As required by law, Cedar’s policy made exemptions for “valid medical or religious” reasons. Cedars established a very thorough exemption evaluation process through which a panel would grant an exemption only for a “recognized medical contraindication”. Hodges did not want to get the flu vaccine, despite not having any contraindications to the flu vaccine. Hodges and her doctor merely stated on the exemption form that Hodges has a “History of multiple allergies post-treatment for colorectal cancer with chemoradiation. Extreme unwell state results from injections and immunizations. No direct patient contact.” Hodges’ doctor stated in his deposition that he was not communicating that Hodges had a recognized contraindication to the flu vaccine.
Hodges submitted her form. She was informed that her form was illegible and that she would be suspended and terminated if she did not agree to get the flu vaccine. Hodges attempted to convince a variety of personnel that her exemption request was valid and should be granted. The panel denied her exemption request. Hodges’ doctor then attempted to persuade her to receive the vaccine. Hodges steadfastly refused and was terminated effective November 9, 2017.
Hodges filed a lawsuit against Cedars alleging: 1) disability discrimination; 2) failure to engage in the interactive process; 3) failure to accommodate a disability; 4) retaliation; 5) failure to take reasonable steps to prevent discrimination, harassment, and retaliation; and 6) wrongful termination. Cedars received summary judgment and Hodges appealed to the California Court of Appeal.
After a thorough review of the evidence, including depositions, declarations, and exhibits, the Court of Appeal decided that Hodges did not have a medically valid contraindication that constituted a disability. Even if she did, the Court of Appeal stated, Cedars terminated Hodges for a legitimate nondiscriminatory reason; noncompliance with a bona fide employer policy aimed at protecting and saving lives.

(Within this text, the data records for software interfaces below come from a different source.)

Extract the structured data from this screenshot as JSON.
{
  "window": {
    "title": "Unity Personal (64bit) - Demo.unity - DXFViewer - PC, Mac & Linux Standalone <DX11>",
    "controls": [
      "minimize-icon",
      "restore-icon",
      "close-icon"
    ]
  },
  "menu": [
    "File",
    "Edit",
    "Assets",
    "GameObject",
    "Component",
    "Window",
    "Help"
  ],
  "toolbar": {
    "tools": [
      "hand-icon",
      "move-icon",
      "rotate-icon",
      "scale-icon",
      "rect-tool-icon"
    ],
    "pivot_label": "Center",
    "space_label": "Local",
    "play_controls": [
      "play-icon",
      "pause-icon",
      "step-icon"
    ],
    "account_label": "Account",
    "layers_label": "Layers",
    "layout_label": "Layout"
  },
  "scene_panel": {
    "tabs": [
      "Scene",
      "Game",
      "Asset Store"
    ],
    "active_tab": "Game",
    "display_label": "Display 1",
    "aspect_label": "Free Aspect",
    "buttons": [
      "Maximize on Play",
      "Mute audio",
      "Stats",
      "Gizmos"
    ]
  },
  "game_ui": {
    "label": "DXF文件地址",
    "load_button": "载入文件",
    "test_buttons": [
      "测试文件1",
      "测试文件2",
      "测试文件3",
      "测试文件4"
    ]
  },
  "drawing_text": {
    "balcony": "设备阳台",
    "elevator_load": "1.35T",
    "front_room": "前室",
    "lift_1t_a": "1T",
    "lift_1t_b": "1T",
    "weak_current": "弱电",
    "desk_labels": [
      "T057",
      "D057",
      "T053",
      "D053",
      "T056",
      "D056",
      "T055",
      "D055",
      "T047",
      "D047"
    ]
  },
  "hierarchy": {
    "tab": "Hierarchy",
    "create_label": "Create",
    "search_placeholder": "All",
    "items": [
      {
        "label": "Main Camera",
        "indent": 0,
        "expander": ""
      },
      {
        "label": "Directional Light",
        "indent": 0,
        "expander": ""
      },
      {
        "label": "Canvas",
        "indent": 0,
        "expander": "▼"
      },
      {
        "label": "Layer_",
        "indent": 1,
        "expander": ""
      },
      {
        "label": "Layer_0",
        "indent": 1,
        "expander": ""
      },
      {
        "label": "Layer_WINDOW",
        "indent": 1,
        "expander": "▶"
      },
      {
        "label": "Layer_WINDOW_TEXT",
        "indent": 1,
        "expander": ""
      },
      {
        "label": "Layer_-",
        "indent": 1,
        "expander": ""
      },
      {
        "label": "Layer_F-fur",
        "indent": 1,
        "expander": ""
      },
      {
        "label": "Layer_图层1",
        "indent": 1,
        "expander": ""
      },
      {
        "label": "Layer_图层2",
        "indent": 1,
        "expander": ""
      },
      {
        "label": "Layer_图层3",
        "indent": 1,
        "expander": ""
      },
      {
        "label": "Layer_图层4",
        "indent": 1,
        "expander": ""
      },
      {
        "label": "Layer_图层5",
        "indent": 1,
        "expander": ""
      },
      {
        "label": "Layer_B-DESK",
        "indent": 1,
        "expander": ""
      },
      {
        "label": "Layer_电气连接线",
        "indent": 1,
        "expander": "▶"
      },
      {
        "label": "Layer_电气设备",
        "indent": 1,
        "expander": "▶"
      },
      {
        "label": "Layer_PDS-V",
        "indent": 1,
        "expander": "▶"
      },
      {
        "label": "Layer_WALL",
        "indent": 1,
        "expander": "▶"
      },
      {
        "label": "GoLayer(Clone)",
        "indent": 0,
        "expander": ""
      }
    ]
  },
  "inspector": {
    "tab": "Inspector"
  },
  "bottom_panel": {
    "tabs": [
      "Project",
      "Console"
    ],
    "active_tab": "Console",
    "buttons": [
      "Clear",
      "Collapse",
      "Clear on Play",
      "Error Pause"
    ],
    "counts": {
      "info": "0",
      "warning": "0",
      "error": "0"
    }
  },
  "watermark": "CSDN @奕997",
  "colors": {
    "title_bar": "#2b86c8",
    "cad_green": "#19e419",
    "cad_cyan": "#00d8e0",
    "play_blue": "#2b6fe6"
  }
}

Hodges v. Cedars-Sinai Medical Center, 2023 WL 3558767 (Cal. Ct. Appeal).